Saved entries
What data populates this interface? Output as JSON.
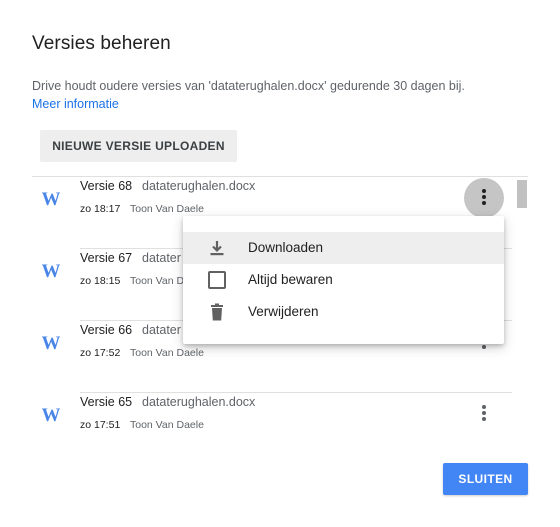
{
  "dialog": {
    "title": "Versies beheren",
    "description": "Drive houdt oudere versies van 'dataterughalen.docx' gedurende 30 dagen bij.",
    "more_info_link": "Meer informatie",
    "upload_button": "NIEUWE VERSIE UPLOADEN",
    "close_button": "SLUITEN"
  },
  "versions": [
    {
      "label": "Versie 68",
      "file": "dataterughalen.docx",
      "time": "zo 18:17",
      "author": "Toon Van Daele"
    },
    {
      "label": "Versie 67",
      "file": "datater",
      "time": "zo 18:15",
      "author": "Toon Van Dae"
    },
    {
      "label": "Versie 66",
      "file": "datater",
      "time": "zo 17:52",
      "author": "Toon Van Daele"
    },
    {
      "label": "Versie 65",
      "file": "dataterughalen.docx",
      "time": "zo 17:51",
      "author": "Toon Van Daele"
    }
  ],
  "context_menu": {
    "items": [
      {
        "label": "Downloaden",
        "icon": "download-icon"
      },
      {
        "label": "Altijd bewaren",
        "icon": "checkbox-icon"
      },
      {
        "label": "Verwijderen",
        "icon": "trash-icon"
      }
    ]
  },
  "colors": {
    "accent": "#4285f4",
    "link": "#1a73e8",
    "word_icon": "#4a86e8"
  }
}
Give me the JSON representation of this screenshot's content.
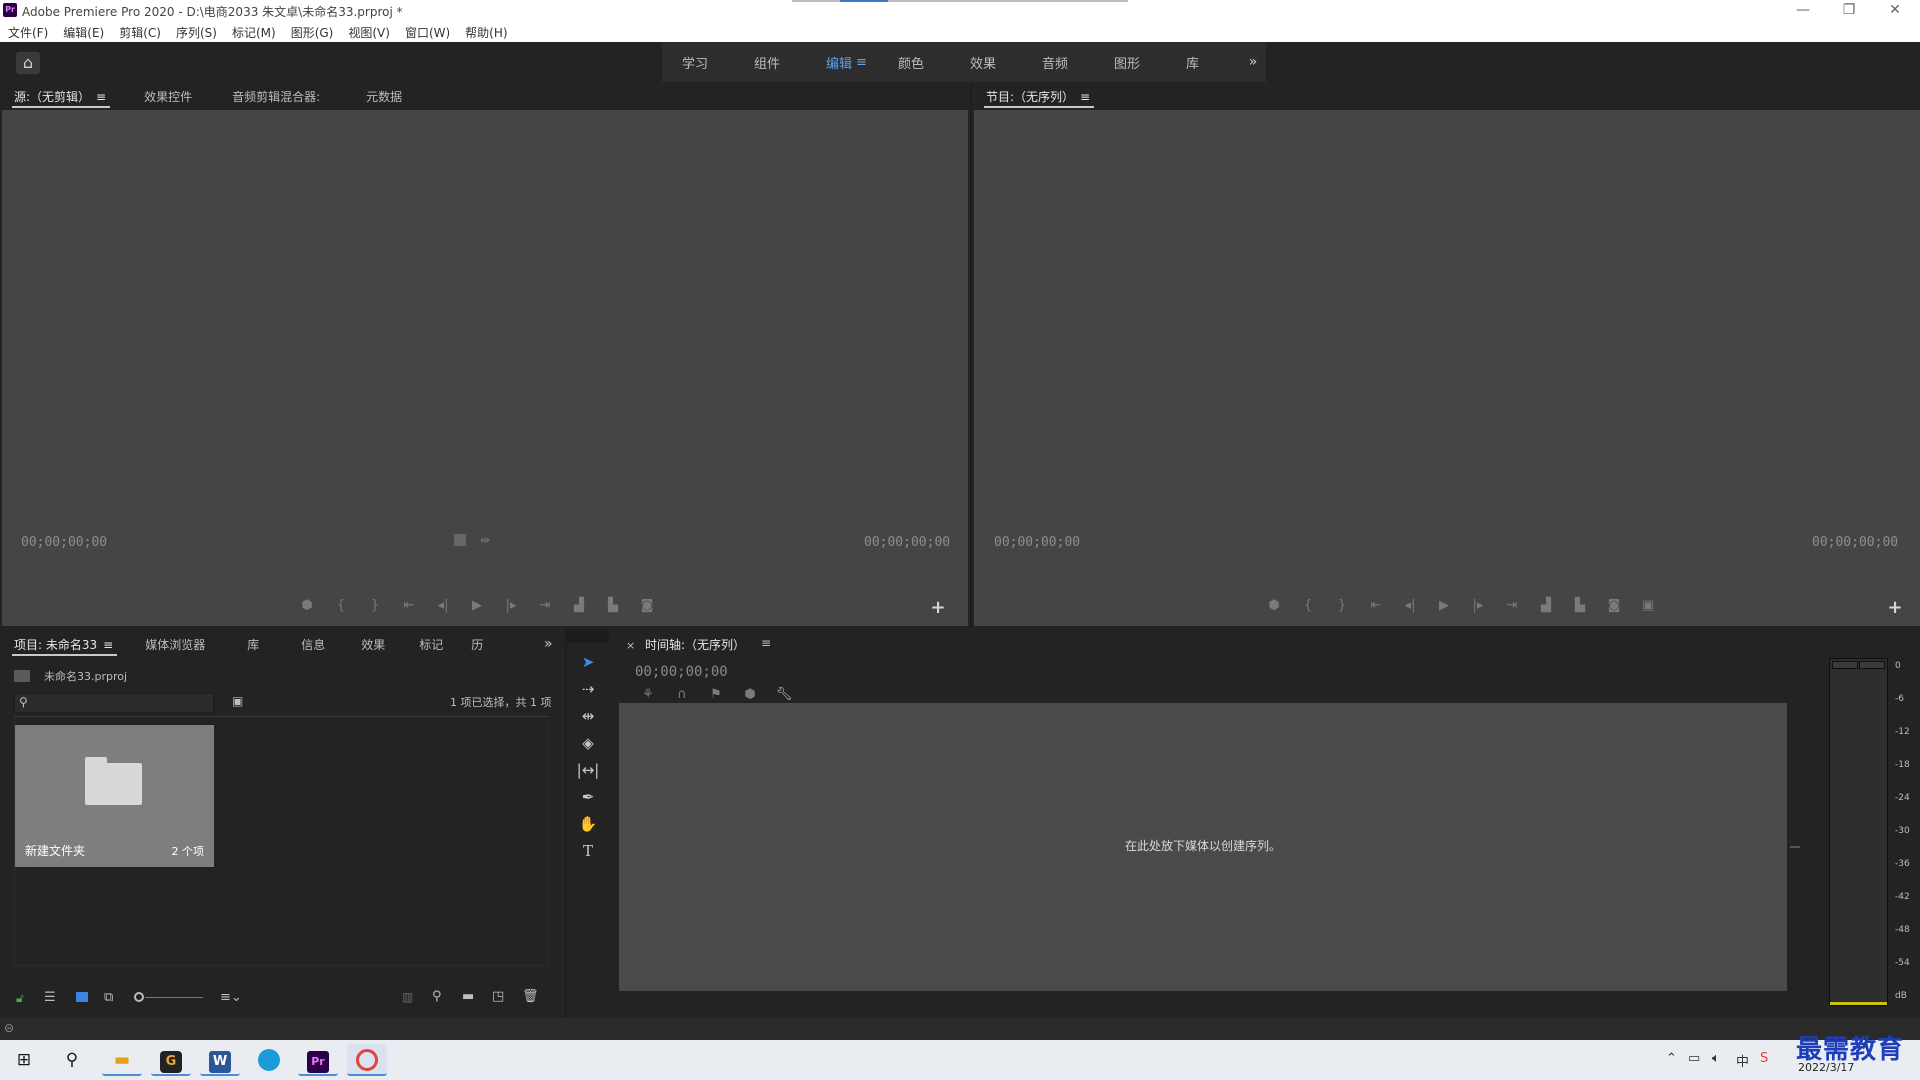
{
  "window": {
    "logo_text": "Pr",
    "title": "Adobe Premiere Pro 2020 - D:\\电商2033 朱文卓\\未命名33.prproj *",
    "minimize": "—",
    "restore": "❐",
    "close": "✕"
  },
  "menubar": {
    "items": [
      "文件(F)",
      "编辑(E)",
      "剪辑(C)",
      "序列(S)",
      "标记(M)",
      "图形(G)",
      "视图(V)",
      "窗口(W)",
      "帮助(H)"
    ]
  },
  "workspaces": {
    "tabs": [
      "学习",
      "组件",
      "编辑",
      "颜色",
      "效果",
      "音频",
      "图形",
      "库"
    ],
    "active": "编辑",
    "menu_glyph": "≡",
    "more_glyph": "»"
  },
  "source_panel": {
    "tabs": [
      "源:（无剪辑）",
      "效果控件",
      "音频剪辑混合器:",
      "元数据"
    ],
    "menu_glyph": "≡",
    "timecode_left": "00;00;00;00",
    "timecode_right": "00;00;00;00"
  },
  "program_panel": {
    "tab": "节目:（无序列）",
    "menu_glyph": "≡",
    "timecode_left": "00;00;00;00",
    "timecode_right": "00;00;00;00"
  },
  "project_panel": {
    "tabs": [
      "项目: 未命名33",
      "媒体浏览器",
      "库",
      "信息",
      "效果",
      "标记",
      "历"
    ],
    "menu_glyph": "≡",
    "more_glyph": "»",
    "file_name": "未命名33.prproj",
    "selection_status": "1 项已选择，共 1 项",
    "folder": {
      "name": "新建文件夹",
      "count": "2 个项"
    }
  },
  "timeline_panel": {
    "close_glyph": "×",
    "tab": "时间轴:（无序列）",
    "menu_glyph": "≡",
    "timecode": "00;00;00;00",
    "drop_hint": "在此处放下媒体以创建序列。"
  },
  "meter": {
    "db_labels": [
      "0",
      "-6",
      "-12",
      "-18",
      "-24",
      "-30",
      "-36",
      "-42",
      "-48",
      "-54",
      "dB"
    ]
  },
  "taskbar": {
    "date": "2022/3/17",
    "watermark": "最需教育"
  }
}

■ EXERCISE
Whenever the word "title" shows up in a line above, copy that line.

■ FINAL ANSWER
    "title": "Versies beheren",
    "title": "Adobe Premiere Pro 2020 - D:\\电商2033 朱文卓\\未命名33.prproj *",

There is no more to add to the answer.